▶ Exercise details
Where a line below carries the word "DELETE", include it in the count, then give the count alone.
------ Record extracts
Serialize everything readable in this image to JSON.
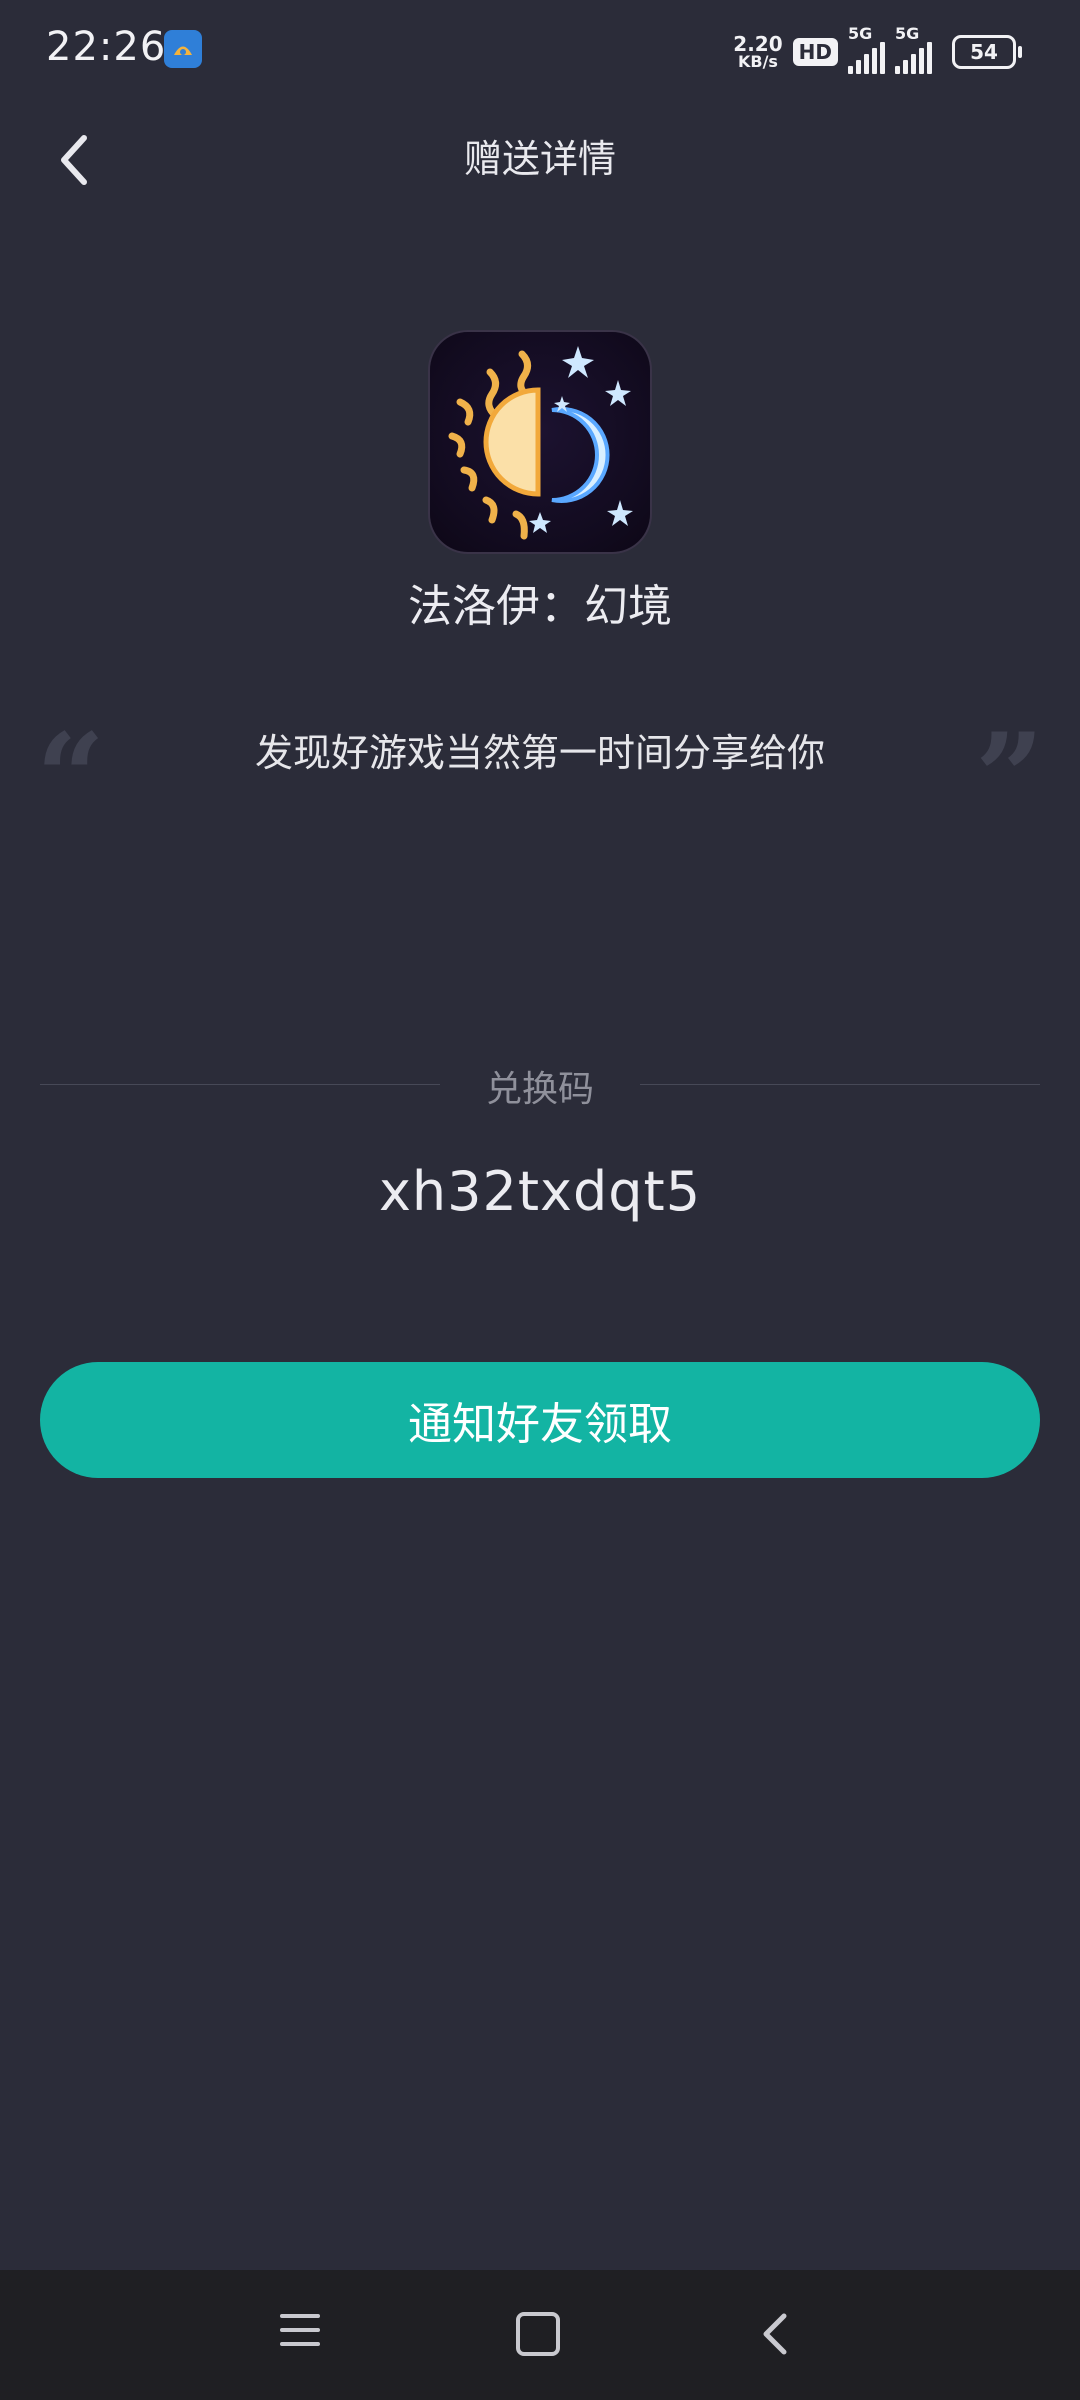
{
  "status_bar": {
    "time": "22:26",
    "net_speed_value": "2.20",
    "net_speed_unit": "KB/s",
    "hd_label": "HD",
    "signal1_label": "5G",
    "signal2_label": "5G",
    "battery": "54"
  },
  "header": {
    "title": "赠送详情",
    "back_icon": "chevron-left-icon"
  },
  "game": {
    "name": "法洛伊：幻境",
    "icon": "sun-moon-game-icon"
  },
  "share_message": "发现好游戏当然第一时间分享给你",
  "redeem": {
    "label": "兑换码",
    "code": "xh32txdqt5"
  },
  "actions": {
    "notify_label": "通知好友领取",
    "button_color": "#13b4a3"
  },
  "nav": {
    "menu_icon": "menu-icon",
    "home_icon": "home-icon",
    "back_icon": "back-icon"
  }
}
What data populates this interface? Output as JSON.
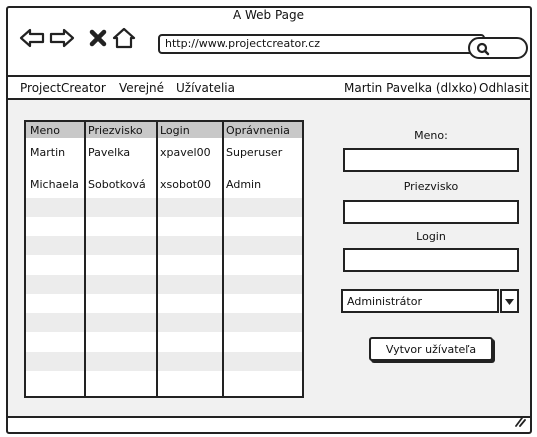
{
  "window": {
    "title": "A Web Page"
  },
  "browser": {
    "url": "http://www.projectcreator.cz"
  },
  "menu": {
    "app_name": "ProjectCreator",
    "public_label": "Verejné",
    "users_label": "Užívatelia",
    "current_user": "Martin Pavelka (dlxko)",
    "logout_label": "Odhlasit"
  },
  "table": {
    "headers": [
      "Meno",
      "Priezvisko",
      "Login",
      "Oprávnenia"
    ],
    "rows": [
      [
        "Martin",
        "Pavelka",
        "xpavel00",
        "Superuser"
      ],
      [
        "Michaela",
        "Sobotková",
        "xsobot00",
        "Admin"
      ]
    ]
  },
  "form": {
    "first_name_label": "Meno:",
    "last_name_label": "Priezvisko",
    "login_label": "Login",
    "role_value": "Administrátor",
    "create_button": "Vytvor užívateľa"
  }
}
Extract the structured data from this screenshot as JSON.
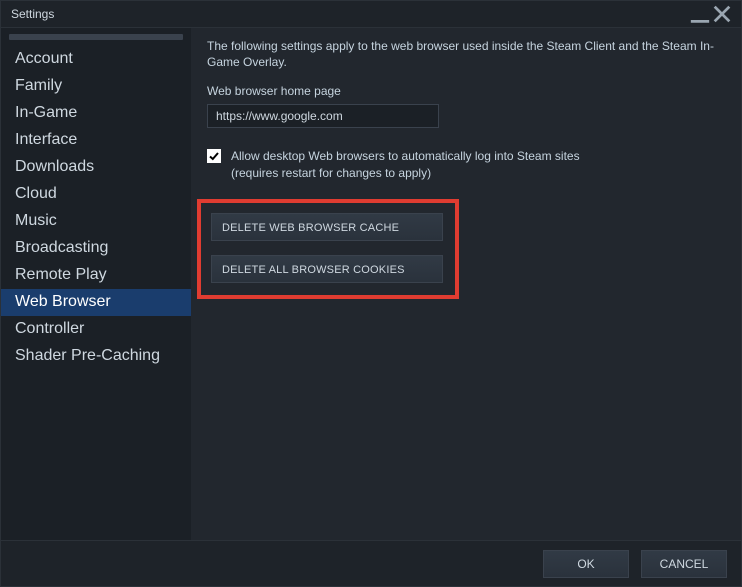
{
  "window": {
    "title": "Settings"
  },
  "sidebar": {
    "items": [
      {
        "label": "Account"
      },
      {
        "label": "Family"
      },
      {
        "label": "In-Game"
      },
      {
        "label": "Interface"
      },
      {
        "label": "Downloads"
      },
      {
        "label": "Cloud"
      },
      {
        "label": "Music"
      },
      {
        "label": "Broadcasting"
      },
      {
        "label": "Remote Play"
      },
      {
        "label": "Web Browser"
      },
      {
        "label": "Controller"
      },
      {
        "label": "Shader Pre-Caching"
      }
    ],
    "active_index": 9
  },
  "main": {
    "description": "The following settings apply to the web browser used inside the Steam Client and the Steam In-Game Overlay.",
    "homepage_label": "Web browser home page",
    "homepage_value": "https://www.google.com",
    "checkbox_checked": true,
    "checkbox_line1": "Allow desktop Web browsers to automatically log into Steam sites",
    "checkbox_line2": "(requires restart for changes to apply)",
    "delete_cache_label": "DELETE WEB BROWSER CACHE",
    "delete_cookies_label": "DELETE ALL BROWSER COOKIES"
  },
  "footer": {
    "ok_label": "OK",
    "cancel_label": "CANCEL"
  },
  "colors": {
    "highlight": "#e03c31",
    "bg_dark": "#1e2329",
    "bg_panel": "#22272e",
    "accent_active": "#1a3d6d"
  }
}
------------
▶ Solved exercise
2